Prompt.
Write out the full listing, matching it line for line.

Source data.
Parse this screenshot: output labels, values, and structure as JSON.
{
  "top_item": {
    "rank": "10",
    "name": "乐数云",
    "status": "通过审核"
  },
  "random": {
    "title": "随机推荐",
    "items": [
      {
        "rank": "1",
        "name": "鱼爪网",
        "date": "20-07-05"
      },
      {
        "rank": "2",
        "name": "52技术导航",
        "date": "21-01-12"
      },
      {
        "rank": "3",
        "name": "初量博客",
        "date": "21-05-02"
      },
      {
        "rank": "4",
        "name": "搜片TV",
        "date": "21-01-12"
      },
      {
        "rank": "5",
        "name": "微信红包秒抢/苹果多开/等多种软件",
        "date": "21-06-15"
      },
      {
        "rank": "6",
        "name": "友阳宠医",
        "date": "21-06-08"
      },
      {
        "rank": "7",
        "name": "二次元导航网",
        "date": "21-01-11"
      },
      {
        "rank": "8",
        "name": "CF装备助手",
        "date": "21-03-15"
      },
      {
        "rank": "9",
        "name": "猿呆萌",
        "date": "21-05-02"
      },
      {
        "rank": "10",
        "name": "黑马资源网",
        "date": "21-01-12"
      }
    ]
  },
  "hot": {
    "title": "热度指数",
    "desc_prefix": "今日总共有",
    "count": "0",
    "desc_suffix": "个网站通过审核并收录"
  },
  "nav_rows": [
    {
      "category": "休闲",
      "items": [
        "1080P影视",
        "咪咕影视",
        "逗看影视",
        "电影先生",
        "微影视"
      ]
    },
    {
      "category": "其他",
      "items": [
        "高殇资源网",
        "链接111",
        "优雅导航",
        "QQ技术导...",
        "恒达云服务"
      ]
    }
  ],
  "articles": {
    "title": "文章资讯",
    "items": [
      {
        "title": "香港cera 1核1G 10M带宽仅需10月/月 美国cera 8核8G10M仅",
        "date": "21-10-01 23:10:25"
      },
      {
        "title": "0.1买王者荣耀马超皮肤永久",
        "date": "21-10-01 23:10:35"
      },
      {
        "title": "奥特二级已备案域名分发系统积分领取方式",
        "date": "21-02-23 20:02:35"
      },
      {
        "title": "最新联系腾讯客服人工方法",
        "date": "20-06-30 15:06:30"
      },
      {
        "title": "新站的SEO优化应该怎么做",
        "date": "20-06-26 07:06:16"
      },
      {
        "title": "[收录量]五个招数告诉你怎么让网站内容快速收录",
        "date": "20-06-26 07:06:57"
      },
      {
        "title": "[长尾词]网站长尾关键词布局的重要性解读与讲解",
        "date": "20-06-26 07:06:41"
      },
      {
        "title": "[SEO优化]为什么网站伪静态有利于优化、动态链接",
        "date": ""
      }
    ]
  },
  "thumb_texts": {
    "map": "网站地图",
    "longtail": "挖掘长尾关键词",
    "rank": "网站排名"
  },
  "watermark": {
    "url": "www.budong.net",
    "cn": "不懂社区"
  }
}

Result below.
Parse this screenshot: output labels, values, and structure as JSON.
{
  "top_item": {
    "rank": "10",
    "name": "乐数云",
    "status": "通过审核"
  },
  "random": {
    "title": "随机推荐",
    "items": [
      {
        "rank": "1",
        "name": "鱼爪网",
        "date": "20-07-05"
      },
      {
        "rank": "2",
        "name": "52技术导航",
        "date": "21-01-12"
      },
      {
        "rank": "3",
        "name": "初量博客",
        "date": "21-05-02"
      },
      {
        "rank": "4",
        "name": "搜片TV",
        "date": "21-01-12"
      },
      {
        "rank": "5",
        "name": "微信红包秒抢/苹果多开/等多种软件",
        "date": "21-06-15"
      },
      {
        "rank": "6",
        "name": "友阳宠医",
        "date": "21-06-08"
      },
      {
        "rank": "7",
        "name": "二次元导航网",
        "date": "21-01-11"
      },
      {
        "rank": "8",
        "name": "CF装备助手",
        "date": "21-03-15"
      },
      {
        "rank": "9",
        "name": "猿呆萌",
        "date": "21-05-02"
      },
      {
        "rank": "10",
        "name": "黑马资源网",
        "date": "21-01-12"
      }
    ]
  },
  "hot": {
    "title": "热度指数",
    "desc_prefix": "今日总共有",
    "count": "0",
    "desc_suffix": "个网站通过审核并收录"
  },
  "nav_rows": [
    {
      "category": "休闲",
      "items": [
        "1080P影视",
        "咪咕影视",
        "逗看影视",
        "电影先生",
        "微影视"
      ]
    },
    {
      "category": "其他",
      "items": [
        "高殇资源网",
        "链接111",
        "优雅导航",
        "QQ技术导...",
        "恒达云服务"
      ]
    }
  ],
  "articles": {
    "title": "文章资讯",
    "items": [
      {
        "title": "香港cera 1核1G 10M带宽仅需10月/月 美国cera 8核8G10M仅",
        "date": "21-10-01 23:10:25"
      },
      {
        "title": "0.1买王者荣耀马超皮肤永久",
        "date": "21-10-01 23:10:35"
      },
      {
        "title": "奥特二级已备案域名分发系统积分领取方式",
        "date": "21-02-23 20:02:35"
      },
      {
        "title": "最新联系腾讯客服人工方法",
        "date": "20-06-30 15:06:30"
      },
      {
        "title": "新站的SEO优化应该怎么做",
        "date": "20-06-26 07:06:16"
      },
      {
        "title": "[收录量]五个招数告诉你怎么让网站内容快速收录",
        "date": "20-06-26 07:06:57"
      },
      {
        "title": "[长尾词]网站长尾关键词布局的重要性解读与讲解",
        "date": "20-06-26 07:06:41"
      },
      {
        "title": "[SEO优化]为什么网站伪静态有利于优化、动态链接",
        "date": ""
      }
    ]
  },
  "thumb_texts": {
    "map": "网站地图",
    "longtail": "挖掘长尾关键词",
    "rank": "网站排名"
  },
  "watermark": {
    "url": "www.budong.net",
    "cn": "不懂社区"
  }
}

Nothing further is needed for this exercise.